### Listed entries

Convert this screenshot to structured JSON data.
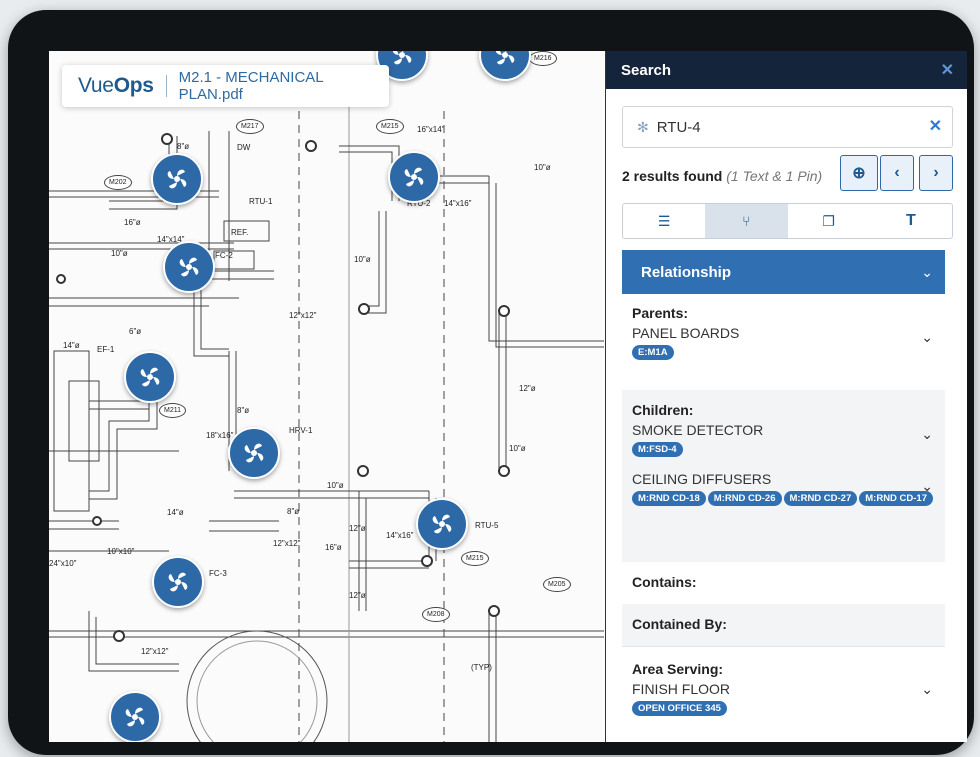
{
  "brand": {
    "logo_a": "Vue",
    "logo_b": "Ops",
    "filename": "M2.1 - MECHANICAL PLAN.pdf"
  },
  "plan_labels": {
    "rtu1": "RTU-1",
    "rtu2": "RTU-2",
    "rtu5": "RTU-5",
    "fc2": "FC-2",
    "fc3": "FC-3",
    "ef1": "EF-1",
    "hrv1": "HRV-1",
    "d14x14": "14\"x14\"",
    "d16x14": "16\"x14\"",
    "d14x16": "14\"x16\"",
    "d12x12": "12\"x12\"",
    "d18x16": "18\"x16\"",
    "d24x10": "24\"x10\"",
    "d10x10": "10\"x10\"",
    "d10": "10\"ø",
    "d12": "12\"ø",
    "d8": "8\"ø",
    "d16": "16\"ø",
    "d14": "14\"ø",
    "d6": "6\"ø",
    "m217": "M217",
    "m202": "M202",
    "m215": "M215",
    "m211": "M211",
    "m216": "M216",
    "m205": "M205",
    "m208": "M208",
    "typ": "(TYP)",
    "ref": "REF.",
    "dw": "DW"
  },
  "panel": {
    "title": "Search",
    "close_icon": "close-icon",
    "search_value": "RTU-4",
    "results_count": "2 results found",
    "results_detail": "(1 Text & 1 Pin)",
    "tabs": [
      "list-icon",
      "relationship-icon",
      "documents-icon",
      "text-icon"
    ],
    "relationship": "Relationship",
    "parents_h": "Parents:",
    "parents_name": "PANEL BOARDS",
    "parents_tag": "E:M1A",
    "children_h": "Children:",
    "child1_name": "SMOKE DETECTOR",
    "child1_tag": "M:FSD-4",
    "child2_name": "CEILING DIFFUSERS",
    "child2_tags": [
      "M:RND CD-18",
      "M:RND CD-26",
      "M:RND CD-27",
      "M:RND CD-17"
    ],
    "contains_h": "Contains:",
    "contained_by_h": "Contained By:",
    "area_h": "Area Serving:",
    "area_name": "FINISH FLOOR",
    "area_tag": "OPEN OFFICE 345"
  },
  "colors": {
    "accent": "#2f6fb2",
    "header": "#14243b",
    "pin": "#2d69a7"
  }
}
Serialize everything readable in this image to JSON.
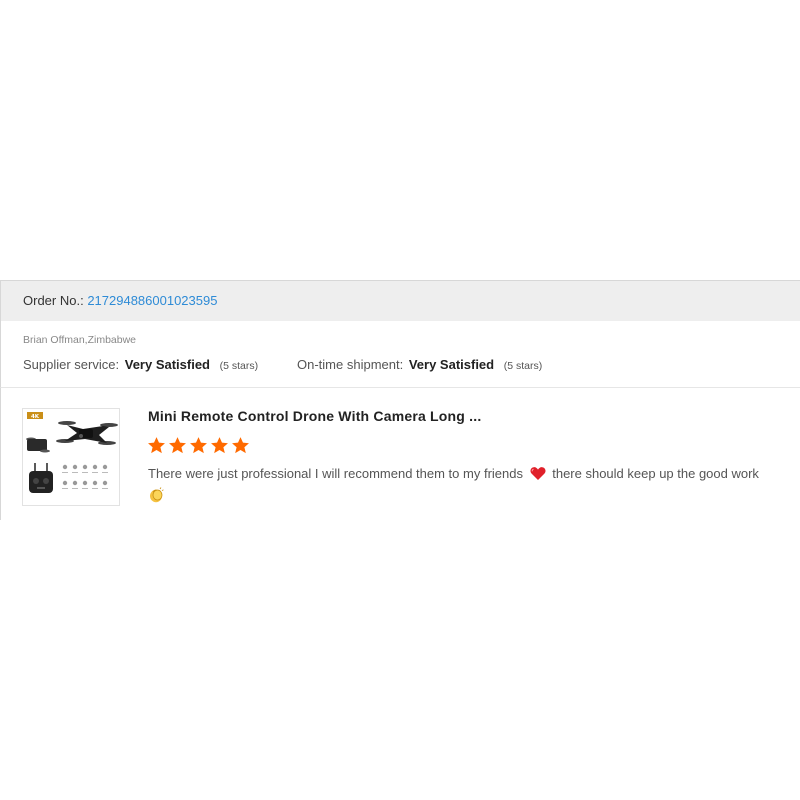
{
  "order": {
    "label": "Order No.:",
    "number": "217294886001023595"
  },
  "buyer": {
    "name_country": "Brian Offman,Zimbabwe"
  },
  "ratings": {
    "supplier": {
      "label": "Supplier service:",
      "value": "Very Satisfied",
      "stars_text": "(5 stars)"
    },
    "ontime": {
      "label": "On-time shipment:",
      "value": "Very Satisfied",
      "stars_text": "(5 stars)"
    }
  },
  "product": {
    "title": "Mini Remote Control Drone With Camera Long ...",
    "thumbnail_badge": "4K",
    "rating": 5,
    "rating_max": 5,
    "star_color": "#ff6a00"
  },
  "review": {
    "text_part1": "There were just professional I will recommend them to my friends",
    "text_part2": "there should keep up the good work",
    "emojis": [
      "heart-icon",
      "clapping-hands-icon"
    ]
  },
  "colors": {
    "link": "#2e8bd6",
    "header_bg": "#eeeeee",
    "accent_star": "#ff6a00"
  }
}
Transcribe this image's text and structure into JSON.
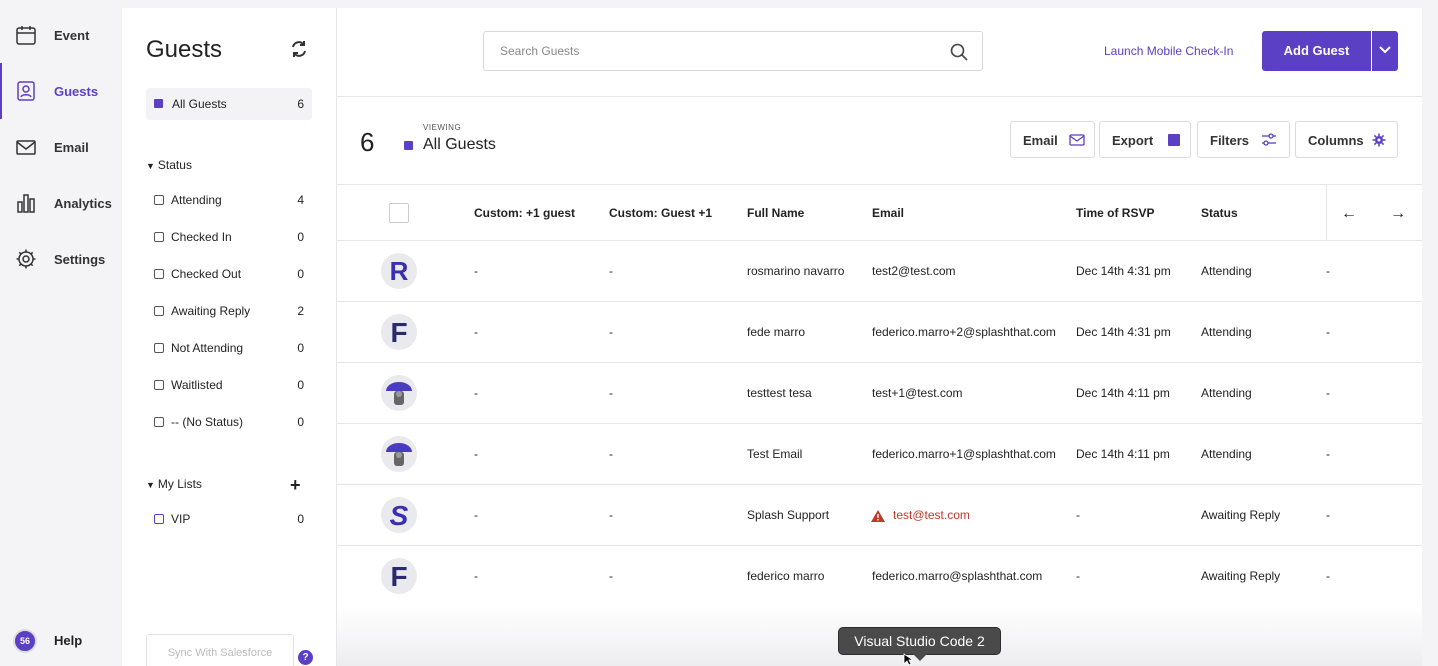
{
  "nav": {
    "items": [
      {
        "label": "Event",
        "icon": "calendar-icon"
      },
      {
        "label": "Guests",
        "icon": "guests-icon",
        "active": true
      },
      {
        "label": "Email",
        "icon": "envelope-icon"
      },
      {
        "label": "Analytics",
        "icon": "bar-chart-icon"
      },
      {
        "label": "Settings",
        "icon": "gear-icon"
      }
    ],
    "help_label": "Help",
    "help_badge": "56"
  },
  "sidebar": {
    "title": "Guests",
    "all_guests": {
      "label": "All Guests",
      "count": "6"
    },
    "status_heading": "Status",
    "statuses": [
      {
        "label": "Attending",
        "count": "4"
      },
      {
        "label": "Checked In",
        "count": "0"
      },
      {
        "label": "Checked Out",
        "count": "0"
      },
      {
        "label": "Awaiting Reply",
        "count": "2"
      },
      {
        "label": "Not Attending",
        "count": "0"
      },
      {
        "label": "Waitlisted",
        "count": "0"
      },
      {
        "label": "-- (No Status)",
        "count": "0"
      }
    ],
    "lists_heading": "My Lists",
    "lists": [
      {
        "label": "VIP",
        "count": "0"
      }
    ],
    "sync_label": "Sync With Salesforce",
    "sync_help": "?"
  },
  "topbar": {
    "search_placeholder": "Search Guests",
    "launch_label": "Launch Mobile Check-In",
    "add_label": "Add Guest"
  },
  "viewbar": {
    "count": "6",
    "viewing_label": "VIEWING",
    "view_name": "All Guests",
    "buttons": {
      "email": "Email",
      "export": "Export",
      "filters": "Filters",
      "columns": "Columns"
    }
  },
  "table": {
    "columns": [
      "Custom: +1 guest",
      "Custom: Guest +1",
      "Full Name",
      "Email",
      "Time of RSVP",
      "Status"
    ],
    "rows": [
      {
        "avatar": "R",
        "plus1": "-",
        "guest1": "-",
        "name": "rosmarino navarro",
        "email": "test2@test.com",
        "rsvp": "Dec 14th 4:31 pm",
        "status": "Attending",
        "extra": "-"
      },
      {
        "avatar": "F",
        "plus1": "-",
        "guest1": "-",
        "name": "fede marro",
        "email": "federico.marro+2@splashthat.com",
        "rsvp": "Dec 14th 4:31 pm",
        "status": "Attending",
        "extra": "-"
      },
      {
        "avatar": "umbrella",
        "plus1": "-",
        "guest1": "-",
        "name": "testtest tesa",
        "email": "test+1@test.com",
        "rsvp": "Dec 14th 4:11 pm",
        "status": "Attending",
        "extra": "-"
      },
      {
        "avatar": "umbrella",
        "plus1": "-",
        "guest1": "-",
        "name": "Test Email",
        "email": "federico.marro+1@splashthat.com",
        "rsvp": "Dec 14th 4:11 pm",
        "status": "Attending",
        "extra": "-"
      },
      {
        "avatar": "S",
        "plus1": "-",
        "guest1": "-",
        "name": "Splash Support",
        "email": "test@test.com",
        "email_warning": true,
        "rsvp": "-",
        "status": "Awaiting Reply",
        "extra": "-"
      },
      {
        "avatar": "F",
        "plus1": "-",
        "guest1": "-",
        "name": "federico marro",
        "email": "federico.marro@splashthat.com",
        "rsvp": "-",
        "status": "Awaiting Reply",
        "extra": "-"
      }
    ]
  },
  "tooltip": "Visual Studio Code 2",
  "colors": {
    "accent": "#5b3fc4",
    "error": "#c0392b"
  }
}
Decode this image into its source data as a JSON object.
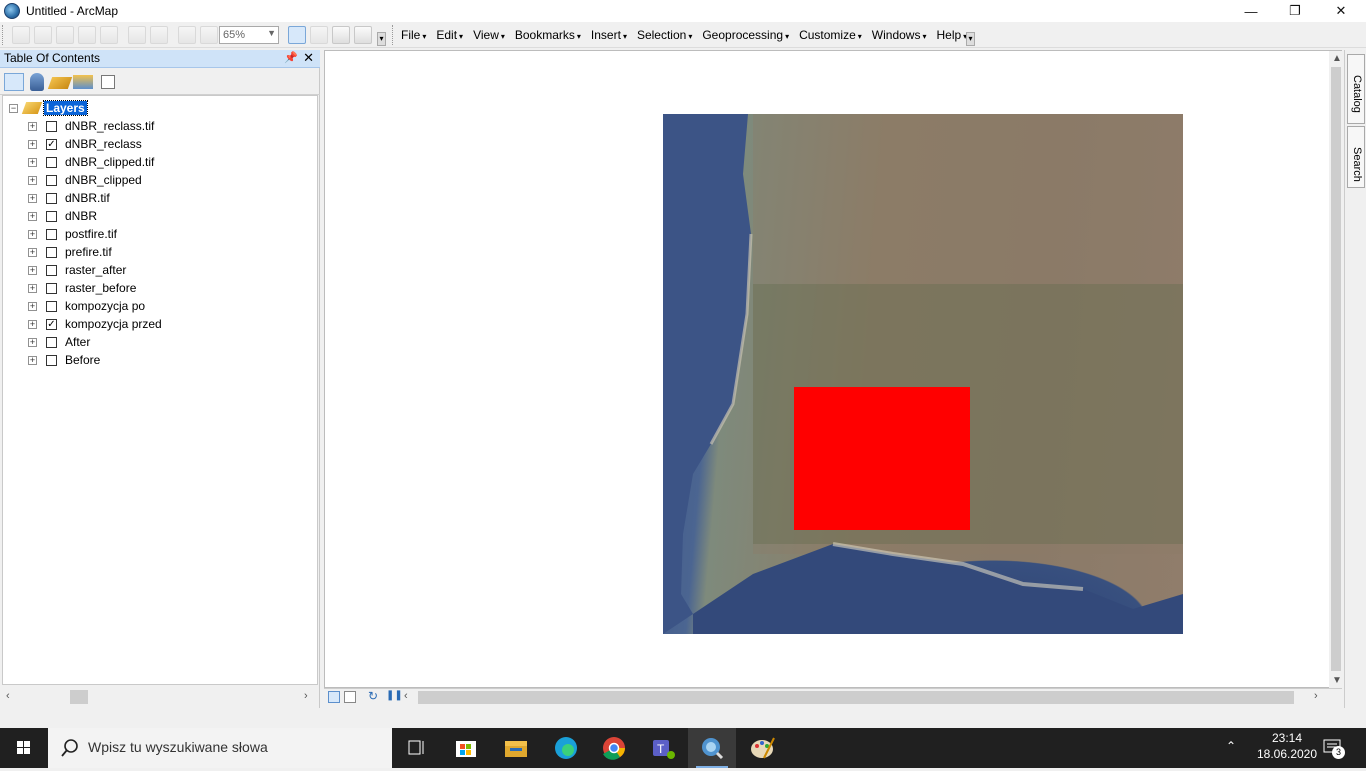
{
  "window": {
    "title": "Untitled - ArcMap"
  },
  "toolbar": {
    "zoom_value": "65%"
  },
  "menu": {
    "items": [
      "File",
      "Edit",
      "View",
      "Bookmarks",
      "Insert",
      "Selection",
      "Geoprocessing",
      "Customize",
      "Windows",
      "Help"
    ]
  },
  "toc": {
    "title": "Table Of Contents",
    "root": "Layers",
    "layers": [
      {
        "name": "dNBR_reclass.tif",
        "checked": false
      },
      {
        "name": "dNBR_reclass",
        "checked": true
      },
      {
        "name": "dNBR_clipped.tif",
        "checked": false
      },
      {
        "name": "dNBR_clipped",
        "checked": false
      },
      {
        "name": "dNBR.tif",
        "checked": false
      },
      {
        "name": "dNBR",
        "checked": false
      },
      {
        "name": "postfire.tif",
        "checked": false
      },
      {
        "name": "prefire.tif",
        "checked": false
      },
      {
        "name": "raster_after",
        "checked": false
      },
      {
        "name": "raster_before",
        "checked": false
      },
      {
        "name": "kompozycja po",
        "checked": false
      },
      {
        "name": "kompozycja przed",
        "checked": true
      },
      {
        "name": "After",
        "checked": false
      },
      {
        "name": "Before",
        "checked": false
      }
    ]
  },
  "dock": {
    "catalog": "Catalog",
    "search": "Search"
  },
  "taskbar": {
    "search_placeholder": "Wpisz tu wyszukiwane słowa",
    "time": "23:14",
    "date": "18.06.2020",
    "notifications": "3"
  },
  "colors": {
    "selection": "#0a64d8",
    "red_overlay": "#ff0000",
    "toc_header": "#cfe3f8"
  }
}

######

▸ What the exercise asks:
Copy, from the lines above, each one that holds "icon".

▸ Expected answer:
    "close_icon": "close-icon",
      "list-icon",
      "relationship-icon",
      "documents-icon",
      "text-icon"
      "heart-icon",
      "clapping-hands-icon"
        "icon": "calendar-icon"
        "icon": "guests-icon",
        "icon": "envelope-icon"
        "icon": "bar-chart-icon"
        "icon": "gear-icon"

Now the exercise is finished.